## EXERCISE AIM:
Retype every record below exactly as it appears.
__________
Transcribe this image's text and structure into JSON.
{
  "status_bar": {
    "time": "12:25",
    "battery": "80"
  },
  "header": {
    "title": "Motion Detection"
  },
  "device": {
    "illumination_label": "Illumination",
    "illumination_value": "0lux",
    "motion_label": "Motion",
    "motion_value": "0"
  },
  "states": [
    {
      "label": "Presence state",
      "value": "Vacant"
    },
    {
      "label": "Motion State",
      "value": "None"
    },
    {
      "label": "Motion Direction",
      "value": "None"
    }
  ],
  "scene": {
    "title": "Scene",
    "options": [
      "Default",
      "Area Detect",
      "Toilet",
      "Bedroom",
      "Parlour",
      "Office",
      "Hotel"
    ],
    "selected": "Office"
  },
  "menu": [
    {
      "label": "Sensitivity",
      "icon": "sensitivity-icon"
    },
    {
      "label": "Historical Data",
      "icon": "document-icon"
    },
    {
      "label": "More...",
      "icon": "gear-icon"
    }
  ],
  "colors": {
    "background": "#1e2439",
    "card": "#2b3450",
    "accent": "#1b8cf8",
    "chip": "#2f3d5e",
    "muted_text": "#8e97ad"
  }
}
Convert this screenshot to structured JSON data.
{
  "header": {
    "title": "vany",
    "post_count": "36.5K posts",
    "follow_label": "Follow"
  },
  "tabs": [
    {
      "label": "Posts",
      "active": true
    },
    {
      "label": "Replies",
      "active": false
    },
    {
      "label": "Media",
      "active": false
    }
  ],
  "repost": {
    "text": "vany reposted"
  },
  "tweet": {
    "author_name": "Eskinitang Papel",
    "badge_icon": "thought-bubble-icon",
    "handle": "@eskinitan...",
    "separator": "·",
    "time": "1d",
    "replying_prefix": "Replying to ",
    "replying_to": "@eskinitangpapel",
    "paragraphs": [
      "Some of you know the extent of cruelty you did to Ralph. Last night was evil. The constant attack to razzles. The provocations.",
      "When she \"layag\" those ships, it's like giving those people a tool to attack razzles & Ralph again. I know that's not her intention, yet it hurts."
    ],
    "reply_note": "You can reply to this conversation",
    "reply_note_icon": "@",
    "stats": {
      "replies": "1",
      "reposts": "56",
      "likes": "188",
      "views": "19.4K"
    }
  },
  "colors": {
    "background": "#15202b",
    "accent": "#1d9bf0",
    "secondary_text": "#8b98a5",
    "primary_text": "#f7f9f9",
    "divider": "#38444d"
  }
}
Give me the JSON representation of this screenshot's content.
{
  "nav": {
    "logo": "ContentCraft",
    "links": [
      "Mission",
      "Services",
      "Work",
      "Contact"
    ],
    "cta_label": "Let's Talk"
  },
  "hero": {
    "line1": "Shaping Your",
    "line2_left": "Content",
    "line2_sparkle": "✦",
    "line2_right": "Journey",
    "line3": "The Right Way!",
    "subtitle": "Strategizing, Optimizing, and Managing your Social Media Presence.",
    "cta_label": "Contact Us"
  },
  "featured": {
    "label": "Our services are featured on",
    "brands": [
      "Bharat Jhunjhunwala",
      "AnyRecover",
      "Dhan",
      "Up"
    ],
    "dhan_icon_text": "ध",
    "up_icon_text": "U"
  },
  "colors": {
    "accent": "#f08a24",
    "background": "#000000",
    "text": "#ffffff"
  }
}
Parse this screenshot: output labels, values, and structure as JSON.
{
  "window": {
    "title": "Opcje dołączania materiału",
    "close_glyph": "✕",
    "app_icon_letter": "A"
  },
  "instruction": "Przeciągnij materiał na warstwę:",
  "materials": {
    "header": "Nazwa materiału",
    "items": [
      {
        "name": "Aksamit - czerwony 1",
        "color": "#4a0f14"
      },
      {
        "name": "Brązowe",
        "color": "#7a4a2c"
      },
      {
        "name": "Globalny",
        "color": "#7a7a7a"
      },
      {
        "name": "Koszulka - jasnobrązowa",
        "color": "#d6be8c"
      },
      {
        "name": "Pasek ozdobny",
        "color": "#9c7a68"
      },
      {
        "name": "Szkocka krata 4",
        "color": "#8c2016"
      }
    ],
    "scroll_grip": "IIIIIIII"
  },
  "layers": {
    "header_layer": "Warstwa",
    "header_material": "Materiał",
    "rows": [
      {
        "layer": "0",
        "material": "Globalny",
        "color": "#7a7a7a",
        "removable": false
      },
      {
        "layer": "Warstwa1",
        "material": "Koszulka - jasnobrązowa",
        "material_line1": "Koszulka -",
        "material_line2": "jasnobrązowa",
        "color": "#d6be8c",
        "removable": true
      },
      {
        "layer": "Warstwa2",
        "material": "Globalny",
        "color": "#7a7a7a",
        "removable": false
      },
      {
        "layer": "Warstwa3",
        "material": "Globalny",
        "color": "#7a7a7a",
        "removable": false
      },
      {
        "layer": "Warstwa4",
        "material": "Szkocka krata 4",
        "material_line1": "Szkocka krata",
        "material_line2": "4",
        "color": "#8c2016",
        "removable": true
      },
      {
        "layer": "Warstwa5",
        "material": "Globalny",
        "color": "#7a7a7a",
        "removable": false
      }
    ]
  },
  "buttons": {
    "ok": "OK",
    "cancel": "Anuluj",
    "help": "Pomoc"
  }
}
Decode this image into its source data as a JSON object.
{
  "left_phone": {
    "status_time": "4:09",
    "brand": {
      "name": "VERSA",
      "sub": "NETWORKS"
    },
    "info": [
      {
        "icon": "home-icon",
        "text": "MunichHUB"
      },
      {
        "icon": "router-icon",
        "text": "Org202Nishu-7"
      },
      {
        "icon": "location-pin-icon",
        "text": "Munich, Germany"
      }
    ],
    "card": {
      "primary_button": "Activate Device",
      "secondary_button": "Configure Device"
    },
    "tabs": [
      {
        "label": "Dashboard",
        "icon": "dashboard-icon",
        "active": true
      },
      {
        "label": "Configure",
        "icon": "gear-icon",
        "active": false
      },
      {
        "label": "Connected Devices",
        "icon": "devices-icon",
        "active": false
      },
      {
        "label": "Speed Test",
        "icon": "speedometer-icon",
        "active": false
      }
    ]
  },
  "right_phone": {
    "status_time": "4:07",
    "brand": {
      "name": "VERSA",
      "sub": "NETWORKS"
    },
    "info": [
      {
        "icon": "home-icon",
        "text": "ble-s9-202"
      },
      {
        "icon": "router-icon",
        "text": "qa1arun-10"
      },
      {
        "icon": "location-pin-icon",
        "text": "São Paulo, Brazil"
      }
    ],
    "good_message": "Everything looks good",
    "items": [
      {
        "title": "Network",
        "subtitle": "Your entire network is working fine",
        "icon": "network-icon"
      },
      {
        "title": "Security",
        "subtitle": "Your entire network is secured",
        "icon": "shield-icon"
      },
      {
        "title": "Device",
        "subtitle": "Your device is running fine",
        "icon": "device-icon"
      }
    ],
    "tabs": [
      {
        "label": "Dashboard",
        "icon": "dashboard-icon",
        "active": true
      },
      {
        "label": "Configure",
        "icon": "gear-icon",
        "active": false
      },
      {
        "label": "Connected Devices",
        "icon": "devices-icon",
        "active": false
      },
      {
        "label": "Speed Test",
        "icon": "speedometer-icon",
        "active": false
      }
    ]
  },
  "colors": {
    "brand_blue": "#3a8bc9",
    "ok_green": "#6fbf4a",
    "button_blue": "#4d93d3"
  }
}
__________
## SOLUTION TO THIS PROBLEM:
Transcribe this image's text and structure into JSON.
{
  "status_bar": {
    "time": "12:25",
    "battery": "80"
  },
  "header": {
    "title": "Motion Detection"
  },
  "device": {
    "illumination_label": "Illumination",
    "illumination_value": "0lux",
    "motion_label": "Motion",
    "motion_value": "0"
  },
  "states": [
    {
      "label": "Presence state",
      "value": "Vacant"
    },
    {
      "label": "Motion State",
      "value": "None"
    },
    {
      "label": "Motion Direction",
      "value": "None"
    }
  ],
  "scene": {
    "title": "Scene",
    "options": [
      "Default",
      "Area Detect",
      "Toilet",
      "Bedroom",
      "Parlour",
      "Office",
      "Hotel"
    ],
    "selected": "Office"
  },
  "menu": [
    {
      "label": "Sensitivity",
      "icon": "sensitivity-icon"
    },
    {
      "label": "Historical Data",
      "icon": "document-icon"
    },
    {
      "label": "More...",
      "icon": "gear-icon"
    }
  ],
  "colors": {
    "background": "#1e2439",
    "card": "#2b3450",
    "accent": "#1b8cf8",
    "chip": "#2f3d5e",
    "muted_text": "#8e97ad"
  }
}
Convert this screenshot to structured JSON data.
{
  "header": {
    "title": "vany",
    "post_count": "36.5K posts",
    "follow_label": "Follow"
  },
  "tabs": [
    {
      "label": "Posts",
      "active": true
    },
    {
      "label": "Replies",
      "active": false
    },
    {
      "label": "Media",
      "active": false
    }
  ],
  "repost": {
    "text": "vany reposted"
  },
  "tweet": {
    "author_name": "Eskinitang Papel",
    "badge_icon": "thought-bubble-icon",
    "handle": "@eskinitan...",
    "separator": "·",
    "time": "1d",
    "replying_prefix": "Replying to ",
    "replying_to": "@eskinitangpapel",
    "paragraphs": [
      "Some of you know the extent of cruelty you did to Ralph. Last night was evil. The constant attack to razzles. The provocations.",
      "When she \"layag\" those ships, it's like giving those people a tool to attack razzles & Ralph again. I know that's not her intention, yet it hurts."
    ],
    "reply_note": "You can reply to this conversation",
    "reply_note_icon": "@",
    "stats": {
      "replies": "1",
      "reposts": "56",
      "likes": "188",
      "views": "19.4K"
    }
  },
  "colors": {
    "background": "#15202b",
    "accent": "#1d9bf0",
    "secondary_text": "#8b98a5",
    "primary_text": "#f7f9f9",
    "divider": "#38444d"
  }
}
Give me the JSON representation of this screenshot's content.
{
  "nav": {
    "logo": "ContentCraft",
    "links": [
      "Mission",
      "Services",
      "Work",
      "Contact"
    ],
    "cta_label": "Let's Talk"
  },
  "hero": {
    "line1": "Shaping Your",
    "line2_left": "Content",
    "line2_sparkle": "✦",
    "line2_right": "Journey",
    "line3": "The Right Way!",
    "subtitle": "Strategizing, Optimizing, and Managing your Social Media Presence.",
    "cta_label": "Contact Us"
  },
  "featured": {
    "label": "Our services are featured on",
    "brands": [
      "Bharat Jhunjhunwala",
      "AnyRecover",
      "Dhan",
      "Up"
    ],
    "dhan_icon_text": "ध",
    "up_icon_text": "U"
  },
  "colors": {
    "accent": "#f08a24",
    "background": "#000000",
    "text": "#ffffff"
  }
}
Parse this screenshot: output labels, values, and structure as JSON.
{
  "window": {
    "title": "Opcje dołączania materiału",
    "close_glyph": "✕",
    "app_icon_letter": "A"
  },
  "instruction": "Przeciągnij materiał na warstwę:",
  "materials": {
    "header": "Nazwa materiału",
    "items": [
      {
        "name": "Aksamit - czerwony 1",
        "color": "#4a0f14"
      },
      {
        "name": "Brązowe",
        "color": "#7a4a2c"
      },
      {
        "name": "Globalny",
        "color": "#7a7a7a"
      },
      {
        "name": "Koszulka - jasnobrązowa",
        "color": "#d6be8c"
      },
      {
        "name": "Pasek ozdobny",
        "color": "#9c7a68"
      },
      {
        "name": "Szkocka krata 4",
        "color": "#8c2016"
      }
    ],
    "scroll_grip": "IIIIIIII"
  },
  "layers": {
    "header_layer": "Warstwa",
    "header_material": "Materiał",
    "rows": [
      {
        "layer": "0",
        "material": "Globalny",
        "color": "#7a7a7a",
        "removable": false
      },
      {
        "layer": "Warstwa1",
        "material": "Koszulka - jasnobrązowa",
        "material_line1": "Koszulka -",
        "material_line2": "jasnobrązowa",
        "color": "#d6be8c",
        "removable": true
      },
      {
        "layer": "Warstwa2",
        "material": "Globalny",
        "color": "#7a7a7a",
        "removable": false
      },
      {
        "layer": "Warstwa3",
        "material": "Globalny",
        "color": "#7a7a7a",
        "removable": false
      },
      {
        "layer": "Warstwa4",
        "material": "Szkocka krata 4",
        "material_line1": "Szkocka krata",
        "material_line2": "4",
        "color": "#8c2016",
        "removable": true
      },
      {
        "layer": "Warstwa5",
        "material": "Globalny",
        "color": "#7a7a7a",
        "removable": false
      }
    ]
  },
  "buttons": {
    "ok": "OK",
    "cancel": "Anuluj",
    "help": "Pomoc"
  }
}
Decode this image into its source data as a JSON object.
{
  "left_phone": {
    "status_time": "4:09",
    "brand": {
      "name": "VERSA",
      "sub": "NETWORKS"
    },
    "info": [
      {
        "icon": "home-icon",
        "text": "MunichHUB"
      },
      {
        "icon": "router-icon",
        "text": "Org202Nishu-7"
      },
      {
        "icon": "location-pin-icon",
        "text": "Munich, Germany"
      }
    ],
    "card": {
      "primary_button": "Activate Device",
      "secondary_button": "Configure Device"
    },
    "tabs": [
      {
        "label": "Dashboard",
        "icon": "dashboard-icon",
        "active": true
      },
      {
        "label": "Configure",
        "icon": "gear-icon",
        "active": false
      },
      {
        "label": "Connected Devices",
        "icon": "devices-icon",
        "active": false
      },
      {
        "label": "Speed Test",
        "icon": "speedometer-icon",
        "active": false
      }
    ]
  },
  "right_phone": {
    "status_time": "4:07",
    "brand": {
      "name": "VERSA",
      "sub": "NETWORKS"
    },
    "info": [
      {
        "icon": "home-icon",
        "text": "ble-s9-202"
      },
      {
        "icon": "router-icon",
        "text": "qa1arun-10"
      },
      {
        "icon": "location-pin-icon",
        "text": "São Paulo, Brazil"
      }
    ],
    "good_message": "Everything looks good",
    "items": [
      {
        "title": "Network",
        "subtitle": "Your entire network is working fine",
        "icon": "network-icon"
      },
      {
        "title": "Security",
        "subtitle": "Your entire network is secured",
        "icon": "shield-icon"
      },
      {
        "title": "Device",
        "subtitle": "Your device is running fine",
        "icon": "device-icon"
      }
    ],
    "tabs": [
      {
        "label": "Dashboard",
        "icon": "dashboard-icon",
        "active": true
      },
      {
        "label": "Configure",
        "icon": "gear-icon",
        "active": false
      },
      {
        "label": "Connected Devices",
        "icon": "devices-icon",
        "active": false
      },
      {
        "label": "Speed Test",
        "icon": "speedometer-icon",
        "active": false
      }
    ]
  },
  "colors": {
    "brand_blue": "#3a8bc9",
    "ok_green": "#6fbf4a",
    "button_blue": "#4d93d3"
  }
}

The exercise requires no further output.